DAVIS, Judge (concurring):
I am unwilling to apply the bar of collateral estoppel, but instead would adhere on the merits to our ruling in 325 F.2d 730, 163 Ct.Cl. 525 (1963). There are two reasons, in my view, why it is inappropriate to invoke collateral estoppel. The first is the subsequent decision of the Fifth Circuit in Dyal v. United States, 342 F.2d 248 (1965), involving the same lease-agreements and the same lands; that co-ordinate holding, sharply diverging in rationale from our 1963 decision, seems to me to have clouded the legal sky over this particular tax sector noticeably enough to dissolve estoppel. See CBN Corp. v. United States, Ct.Cl., 364 F.2d 393, decided July 15, 1966; Hercules Powder Co. v. United States, 337 F.2d 643, 647, 167 Ct.Cl. 639, 647 (1964) (dissenting opinion).1 The second reason for not applying collateral estoppel is that many of the facts here, although parallel to those in the 1963 case, are separate from and not identical with the earlier circumstances. Commissioner of Internal Revenue v. Sunnen, 333 U.S. 591, 601, 68 S.Ct. 715, 92 L.Ed. 898 (1948), tells us that in such a case the doctrine is not to be used. See Hercules Powder Co. v. United States, supra. For these reasons I would openly reach and dispose of the merits.

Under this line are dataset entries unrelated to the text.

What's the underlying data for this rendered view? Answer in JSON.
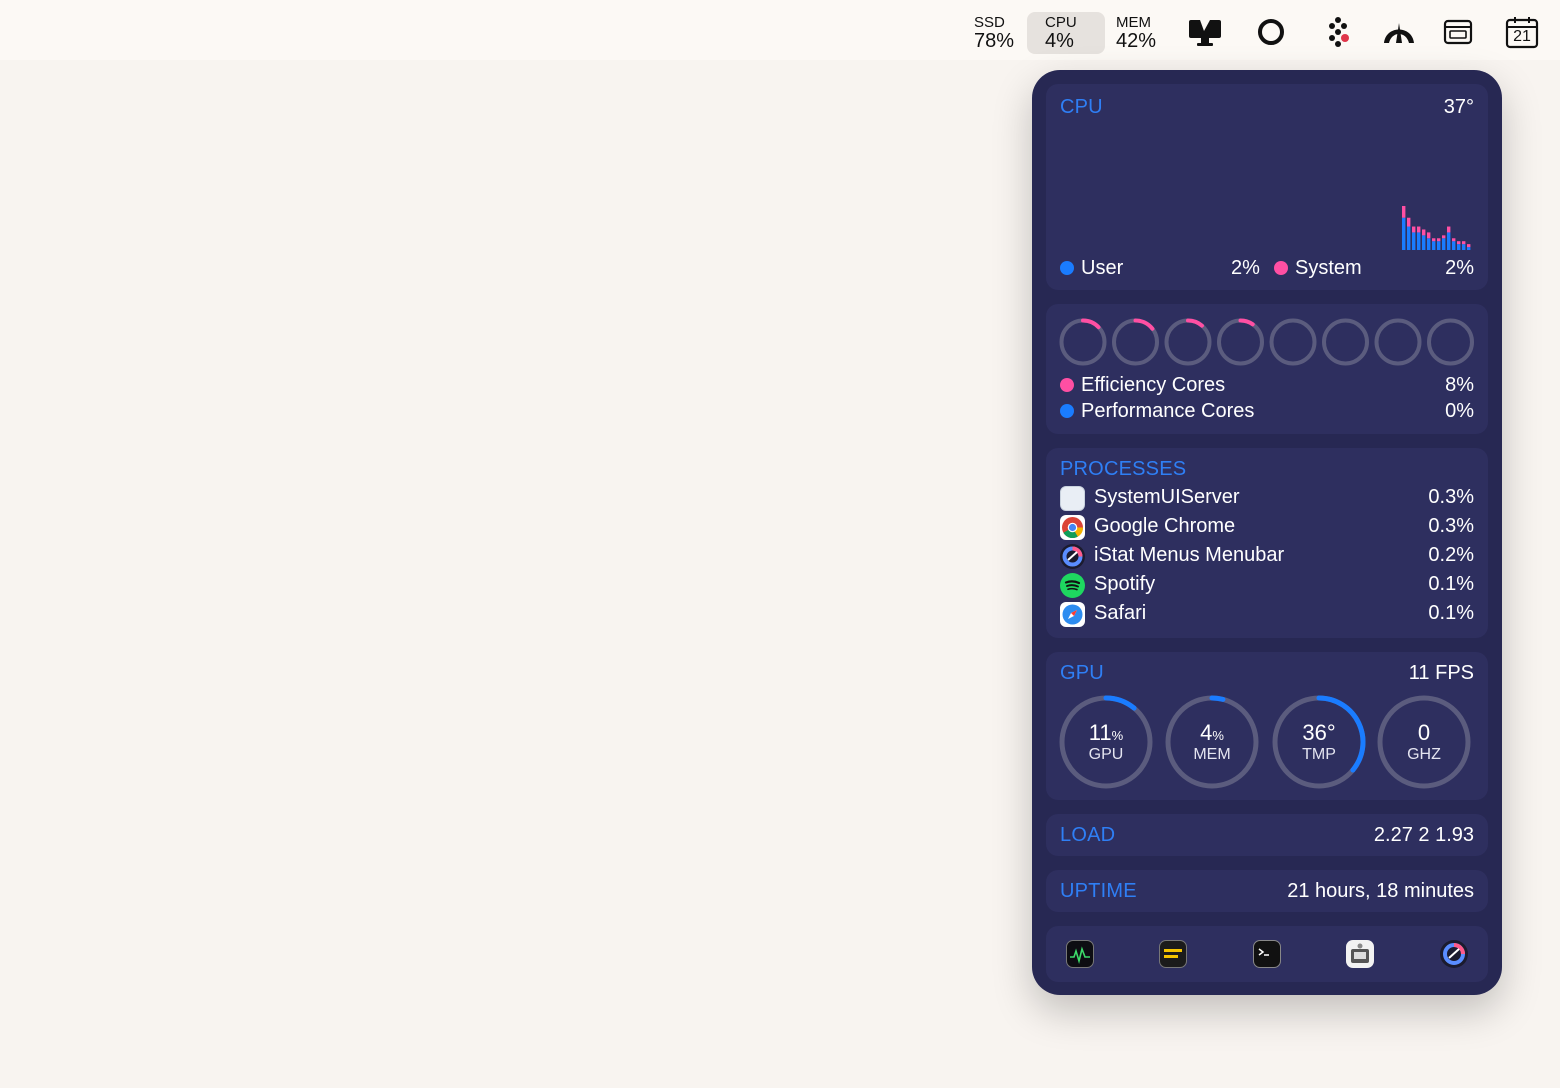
{
  "menubar": {
    "stats": [
      {
        "label": "SSD",
        "value": "78%"
      },
      {
        "label": "CPU",
        "value": "4%"
      },
      {
        "label": "MEM",
        "value": "42%"
      }
    ],
    "calendar_day": "21",
    "icons": [
      "display-icon",
      "circle-icon",
      "diamond-dots-icon",
      "arch-icon",
      "keyboard-window-icon",
      "calendar-icon"
    ]
  },
  "cpu": {
    "title": "CPU",
    "temperature": "37°",
    "user_label": "User",
    "user_value": "2%",
    "system_label": "System",
    "system_value": "2%",
    "colors": {
      "user": "#1a7cff",
      "system": "#ff4fa3",
      "accent": "#2f7ff5"
    },
    "history": {
      "user": [
        11,
        8,
        6,
        6,
        5,
        4,
        3,
        3,
        4,
        6,
        3,
        2,
        2,
        1
      ],
      "system": [
        4,
        3,
        2,
        2,
        2,
        2,
        1,
        1,
        1,
        2,
        1,
        1,
        1,
        1
      ]
    }
  },
  "cores": {
    "loads": [
      0.08,
      0.09,
      0.07,
      0.06,
      0,
      0,
      0,
      0
    ],
    "efficiency_label": "Efficiency Cores",
    "efficiency_value": "8%",
    "performance_label": "Performance Cores",
    "performance_value": "0%"
  },
  "processes": {
    "title": "PROCESSES",
    "items": [
      {
        "name": "SystemUIServer",
        "value": "0.3%",
        "icon": "systemuiserver-icon"
      },
      {
        "name": "Google Chrome",
        "value": "0.3%",
        "icon": "chrome-icon"
      },
      {
        "name": "iStat Menus Menubar",
        "value": "0.2%",
        "icon": "istat-icon"
      },
      {
        "name": "Spotify",
        "value": "0.1%",
        "icon": "spotify-icon"
      },
      {
        "name": "Safari",
        "value": "0.1%",
        "icon": "safari-icon"
      }
    ]
  },
  "gpu": {
    "title": "GPU",
    "fps": "11 FPS",
    "gauges": [
      {
        "value": "11",
        "unit": "%",
        "label": "GPU",
        "fraction": 0.11
      },
      {
        "value": "4",
        "unit": "%",
        "label": "MEM",
        "fraction": 0.04
      },
      {
        "value": "36°",
        "unit": "",
        "label": "TMP",
        "fraction": 0.36
      },
      {
        "value": "0",
        "unit": "",
        "label": "GHZ",
        "fraction": 0
      }
    ]
  },
  "load": {
    "title": "LOAD",
    "value": "2.27 2 1.93"
  },
  "uptime": {
    "title": "UPTIME",
    "value": "21 hours, 18 minutes"
  },
  "dock": {
    "icons": [
      "activity-monitor-icon",
      "console-icon",
      "terminal-icon",
      "system-information-icon",
      "istat-menus-icon"
    ]
  }
}
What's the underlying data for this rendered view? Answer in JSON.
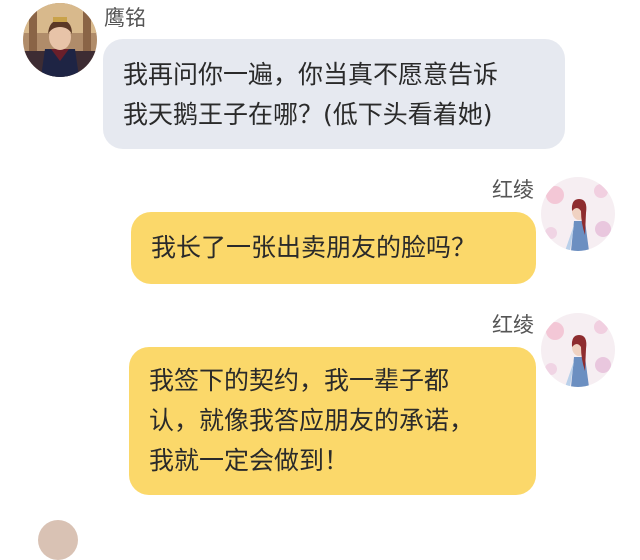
{
  "messages": [
    {
      "sender": "鹰铭",
      "side": "left",
      "avatar_icon": "prince-avatar-icon",
      "lines": [
        "我再问你一遍，你当真不愿意告诉",
        "我天鹅王子在哪？(低下头看着她)"
      ]
    },
    {
      "sender": "红绫",
      "side": "right",
      "avatar_icon": "girl-avatar-icon",
      "lines": [
        "我长了一张出卖朋友的脸吗？"
      ]
    },
    {
      "sender": "红绫",
      "side": "right",
      "avatar_icon": "girl-avatar-icon",
      "lines": [
        "我签下的契约，我一辈子都",
        "认，就像我答应朋友的承诺，",
        "我就一定会做到！"
      ]
    }
  ],
  "colors": {
    "left_bubble": "#e6e9f0",
    "right_bubble": "#fbd86a",
    "text": "#2a2a2a",
    "name": "#555555"
  }
}
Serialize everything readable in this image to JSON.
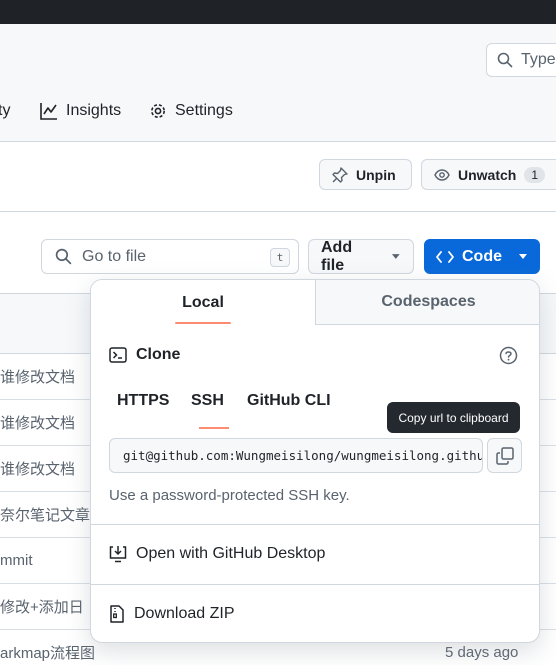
{
  "header": {
    "search_placeholder": "Type",
    "nav": {
      "fragment": "ty",
      "insights": "Insights",
      "settings": "Settings"
    }
  },
  "actions": {
    "unpin": "Unpin",
    "unwatch": "Unwatch",
    "watch_count": "1"
  },
  "toolbar": {
    "goto_placeholder": "Go to file",
    "goto_shortcut": "t",
    "add_file": "Add file",
    "code": "Code"
  },
  "files": [
    {
      "msg": "谁修改文档",
      "time": ""
    },
    {
      "msg": "谁修改文档",
      "time": ""
    },
    {
      "msg": "谁修改文档",
      "time": ""
    },
    {
      "msg": "奈尔笔记文章",
      "time": ""
    },
    {
      "msg": "mmit",
      "time": ""
    },
    {
      "msg": "修改+添加日",
      "time": ""
    },
    {
      "msg": "arkmap流程图",
      "time": "5 days ago"
    }
  ],
  "popover": {
    "tab_local": "Local",
    "tab_codespaces": "Codespaces",
    "clone_title": "Clone",
    "subtabs": {
      "https": "HTTPS",
      "ssh": "SSH",
      "cli": "GitHub CLI"
    },
    "url": "git@github.com:Wungmeisilong/wungmeisilong.github.io.git",
    "hint": "Use a password-protected SSH key.",
    "open_desktop": "Open with GitHub Desktop",
    "download_zip": "Download ZIP"
  },
  "tooltip": "Copy url to clipboard",
  "colors": {
    "accent": "#0969da",
    "tab_underline": "#fd8c73",
    "topbar": "#1f2328"
  }
}
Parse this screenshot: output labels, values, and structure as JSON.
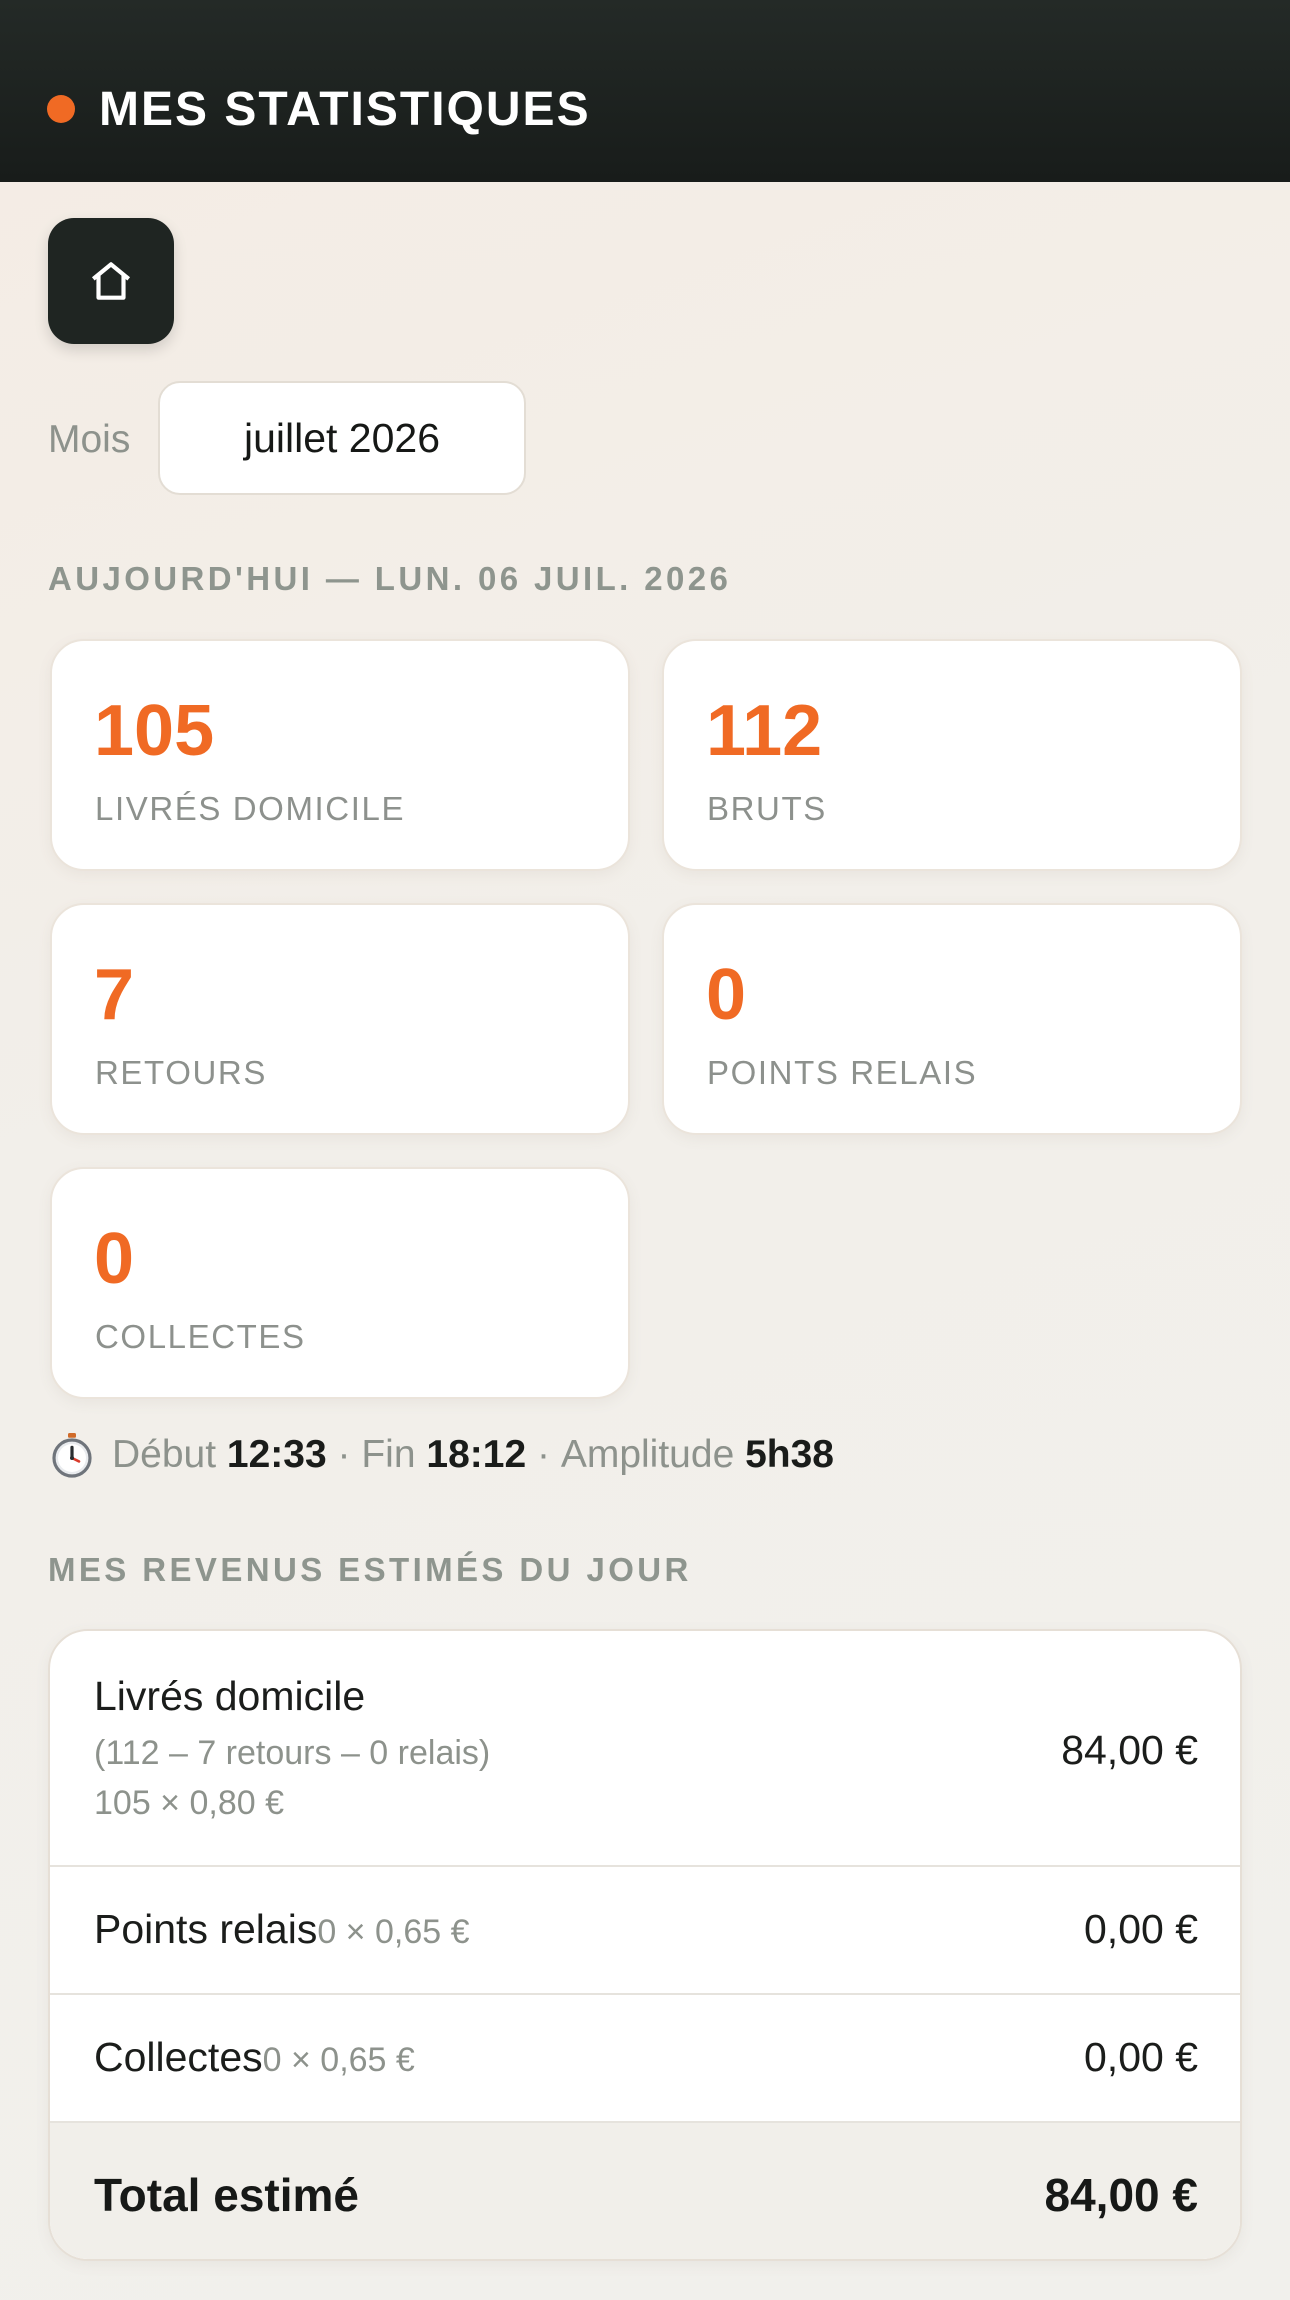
{
  "header": {
    "title": "MES STATISTIQUES",
    "dot_color": "#f06a24",
    "background": "#1c211f"
  },
  "home_button": {
    "icon": "home-icon"
  },
  "month_picker": {
    "label": "Mois",
    "value": "juillet 2026"
  },
  "today_section": {
    "title": "AUJOURD'HUI — LUN. 06 JUIL. 2026",
    "stats": [
      {
        "value": "105",
        "label": "LIVRÉS DOMICILE"
      },
      {
        "value": "112",
        "label": "BRUTS"
      },
      {
        "value": "7",
        "label": "RETOURS"
      },
      {
        "value": "0",
        "label": "POINTS RELAIS"
      },
      {
        "value": "0",
        "label": "COLLECTES"
      }
    ],
    "accent_color": "#f06a24"
  },
  "timing": {
    "icon": "stopwatch-icon",
    "start_label": "Début",
    "start_value": "12:33",
    "sep1": "·",
    "end_label": "Fin",
    "end_value": "18:12",
    "sep2": "·",
    "amplitude_label": "Amplitude",
    "amplitude_value": "5h38"
  },
  "revenue": {
    "title": "MES REVENUS ESTIMÉS DU JOUR",
    "rows": [
      {
        "label": "Livrés domicile",
        "detail": "(112 – 7 retours – 0 relais)",
        "calc": "105 × 0,80 €",
        "amount": "84,00 €"
      },
      {
        "label": "Points relais",
        "calc": "0 × 0,65 €",
        "amount": "0,00 €"
      },
      {
        "label": "Collectes",
        "calc": "0 × 0,65 €",
        "amount": "0,00 €"
      }
    ],
    "total_label": "Total estimé",
    "total_amount": "84,00 €"
  }
}
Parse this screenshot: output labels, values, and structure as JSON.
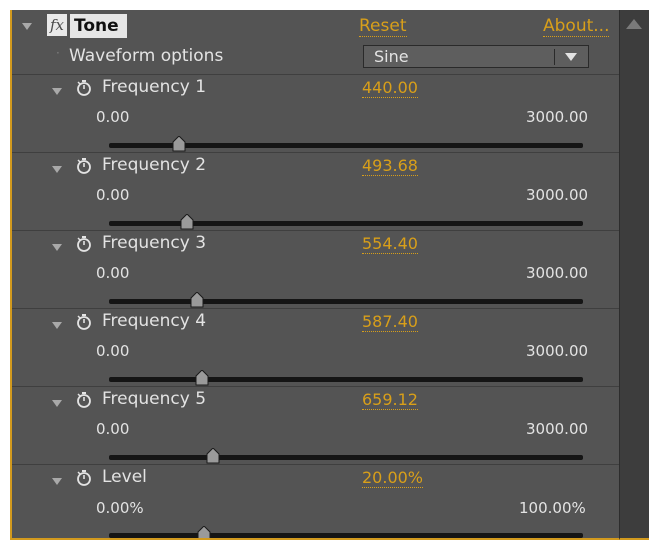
{
  "effect": {
    "fx_label": "fx",
    "title": "Tone",
    "reset_label": "Reset",
    "about_label": "About..."
  },
  "waveform": {
    "label": "Waveform options",
    "selected": "Sine"
  },
  "frequency_1": {
    "label": "Frequency 1",
    "value": "440.00",
    "min": "0.00",
    "max": "3000.00",
    "slider_fraction": 0.1467
  },
  "frequency_2": {
    "label": "Frequency 2",
    "value": "493.68",
    "min": "0.00",
    "max": "3000.00",
    "slider_fraction": 0.1646
  },
  "frequency_3": {
    "label": "Frequency 3",
    "value": "554.40",
    "min": "0.00",
    "max": "3000.00",
    "slider_fraction": 0.1848
  },
  "frequency_4": {
    "label": "Frequency 4",
    "value": "587.40",
    "min": "0.00",
    "max": "3000.00",
    "slider_fraction": 0.1958
  },
  "frequency_5": {
    "label": "Frequency 5",
    "value": "659.12",
    "min": "0.00",
    "max": "3000.00",
    "slider_fraction": 0.2197
  },
  "level": {
    "label": "Level",
    "value": "20.00%",
    "min": "0.00%",
    "max": "100.00%",
    "slider_fraction": 0.2
  },
  "colors": {
    "panel_bg": "#545454",
    "value_accent": "#d89f1a",
    "text": "#e3e3e3",
    "track": "#151515"
  },
  "icons": {
    "expand": "triangle-down-icon",
    "stopwatch": "stopwatch-icon",
    "scroll_up": "scroll-up-arrow-icon"
  }
}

On that phase I agree with the court, since I am not persuaded that we erred in 1963. The Chief Judge's opinion points out that, in substance as well as in form, these were true leases of land, not merely sales or dispositions of timber. The taxpayer had the usual rights of leaseholders and actually enjoyed those privileges. See, e. g., footnote 6 of the court's opinion. Defendant does not deny that if these were indeed leases of land, rather than sales or conveyances of timber, the taxpayer would be entitled to deduct the amounts paid in effect as rent for the land. The major expenditures here fell into that category and, accordingly, were chargeable as ordinary and necessary expenses of the business. As the court says, the Dyal opinion should not be followed insofar as it suggests that these agreements were timber sales and not leases; the revenue rulings on which the Fifth Circuit relies are distinguishable, dealing as they do with other forms of agreement.2
As for United States v. Catto, 384 U.S. 102, 86 S.Ct. 1311, 16 L.Ed.2d 398 (1966), the livestock breeding decision, I agree with the court that it has no bearing upon either aspect of the present case
On the deduction of the management expenses, the Government argues only thatCatto implicitly disapproved our 1963 holding, but surely Catto cannot be stretched that far. See footnote 1, supra.